The BCCI announced in October that women cricketers would be paid as much as their male counterparts, joining New Zealand in bringing gender-based pay parity. Centrally contracted women cricketers will get Rs 15 lakh per Test, Rs 6 lakh per ODI and Rs 3 lakh per T20, the same that the men get. Earlier, women players received Rs 1 lakh each for ODIs and T20s and Rs 4 lakh for a Test match.

One of the top priorities of the board was to strengthen women’s cricket in India, says BCCI secretary Jay Shah. “The first major step in this direction was taken in September 2021, when we announced a hike in match fees for our domestic cricketers, right from age group to the senior level. In fact, for women’s cricketers, the hike has been nearly doubled. This will ensure that they can focus entirely on playing cricket as professionals and not drop out after a certain age,” Shah says.

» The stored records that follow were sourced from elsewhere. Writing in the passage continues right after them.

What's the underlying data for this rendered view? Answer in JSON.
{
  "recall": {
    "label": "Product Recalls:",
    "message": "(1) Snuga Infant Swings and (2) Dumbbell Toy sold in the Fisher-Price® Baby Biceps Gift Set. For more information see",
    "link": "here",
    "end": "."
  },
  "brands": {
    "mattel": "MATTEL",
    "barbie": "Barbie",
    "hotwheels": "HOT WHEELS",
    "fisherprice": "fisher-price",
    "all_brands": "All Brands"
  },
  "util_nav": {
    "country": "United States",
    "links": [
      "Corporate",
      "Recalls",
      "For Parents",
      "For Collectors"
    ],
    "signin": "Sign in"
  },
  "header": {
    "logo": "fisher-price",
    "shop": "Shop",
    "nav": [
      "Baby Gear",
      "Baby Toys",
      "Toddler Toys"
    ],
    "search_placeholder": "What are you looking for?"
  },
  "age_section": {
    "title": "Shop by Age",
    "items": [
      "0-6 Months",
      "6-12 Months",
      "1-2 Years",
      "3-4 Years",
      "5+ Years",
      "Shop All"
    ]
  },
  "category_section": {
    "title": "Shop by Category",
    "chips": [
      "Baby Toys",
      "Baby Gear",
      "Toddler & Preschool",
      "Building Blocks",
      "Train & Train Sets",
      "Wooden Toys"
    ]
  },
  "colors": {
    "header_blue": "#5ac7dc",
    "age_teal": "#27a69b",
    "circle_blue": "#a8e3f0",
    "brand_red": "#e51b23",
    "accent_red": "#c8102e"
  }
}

Impactful Delivery

Cricketer Jhulan Goswami, who became the highest wicket taker in the Women’s World Cup in March this year, looks at the decision as one that can have multi-pronged impact. For starters, parents will not be worried about what their girls will earn, she points out, recalling her own parents’ anxiety when she started off. “It will also create a huge impact in our society because a lot of other sports do not get the kind of facilities that BCCI is providing. I am hopeful that this will nudge other sporting bodies into providing women sportspersons with proper facilities and give them respect equal to that accorded to their male counterparts,” she adds.

According to Goswami, things began to change after the BCCI took Women’s Cricket Association of India under its wings in 2006–07. “The facilities that the BCCI provides are entirely different from what they used to be [when I started out],” Goswami says. The board holds regular fitness camps, zonal camps and preparatory camps to help prepare girls ahead of a major tournament.

Last year, the women’s team played two Test matches, one in England with red ball after seven years and the maiden pink-ball Test in Australia under lights. Shah says that there could be more Test matches in future. “We have also started ‘A’ tours for women, which will help us not only identify more talented girls but also in the transition from the domestic to the international level. For the first time, we have introduced a tournament at the Under 15 level for girls,” he says.

Shah hopes that more women cricketers can come forward to take up coaching roles, just like in men’s cricket.

Next year will be an important one for women’s cricket in the country, he points out, hinting at some key announcements coming soon.